h.D., M.D, MS, BS. What do all of these acronyms have in common? They all represent qualifications stating that an individual has mastered, in various levels of degree, some topic. In other words, people should respect their opinions on that given topic. Psychology actually has a name for this, appeal to authority.
So person A has a Ph.D. in economics and makes a statement regarding the unemployment rate; therefore, whatever they said must be true. Not so fast.
In searching for the truth in nutrition, we must access scientific studies to look at certain claims. This is incredibly helpful because we consume dozens of different foods daily, and it’s nearly impossible to single out one and to see possible health benefits or risks.
Most nutrition studies fall under two categories – observational studies or randomized controlled trails (RCT’s.) An observational study is just what it sounds like; scientists observe the eating habits of a given population and then gather data. RCT’s are more controlled; scientists will typically study two groups, attempting to minimalize the differences between them other than a single given topic. Observational research is mostly hypothesis generating for RCT’s, which are considered the gold standard.
With this in mind, it’s important to respect the science. If 100 studies come out and say that a certain food additive is safe for consumption, but one nutritionist says its carcinogenic, yet has no evidence to back it up, well, decide for yourself. These people are often emphatic about their statements as well, claiming to know everything about anything and completely shut down to other possibilities.

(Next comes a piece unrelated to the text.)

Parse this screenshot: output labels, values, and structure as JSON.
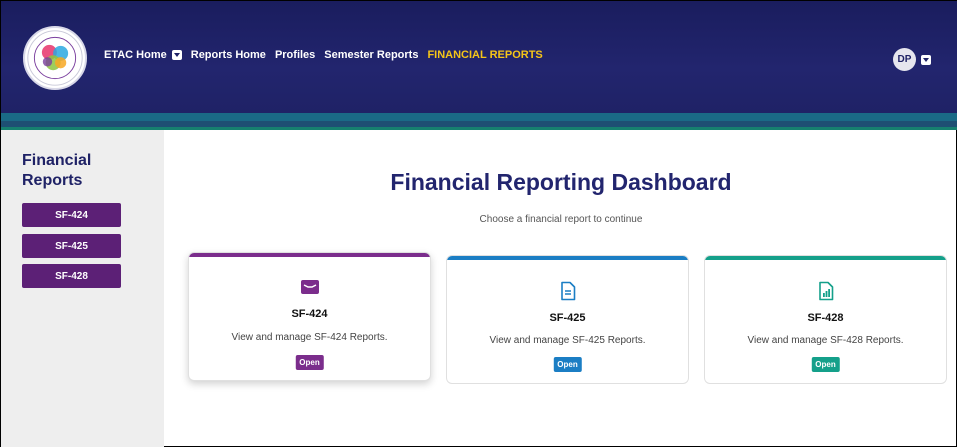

I always appeal to science, not to a given individual. What is true and false isn’t dependent on who has sold the most books.
But research isn’t without its flaws. A quick search in PubMed and you’ll find many studies are funded by a potentially biased source. Of course those studies come out with favorable effects. Oh really, the athlete sponsored by Cliff said that Cliff bars are the secret to his 400-pound bench press? Shocker. Who wants to put thousands of dollars into a study to say something doesn’t work the way they thought it did?
Many researchers also tend to overreach their data. Again, who wants to spend several months working to conclude that their experiment told them nothing? When looking at research or hearing the opinion of a qualified individual you should determine if they serve to gain a monetary advantage for what they’re saying. It’s typically smart to look at the bulk of the research and hear many different opinions.
It was Socrates who said, “The only true wisdom is in knowing you know nothing.” Odds are, if you run into someone who claims to know everything about a certain topic, making outrageous claims that clearly aren’t backed by science, it would be wise to find another source, despite their framed credentials.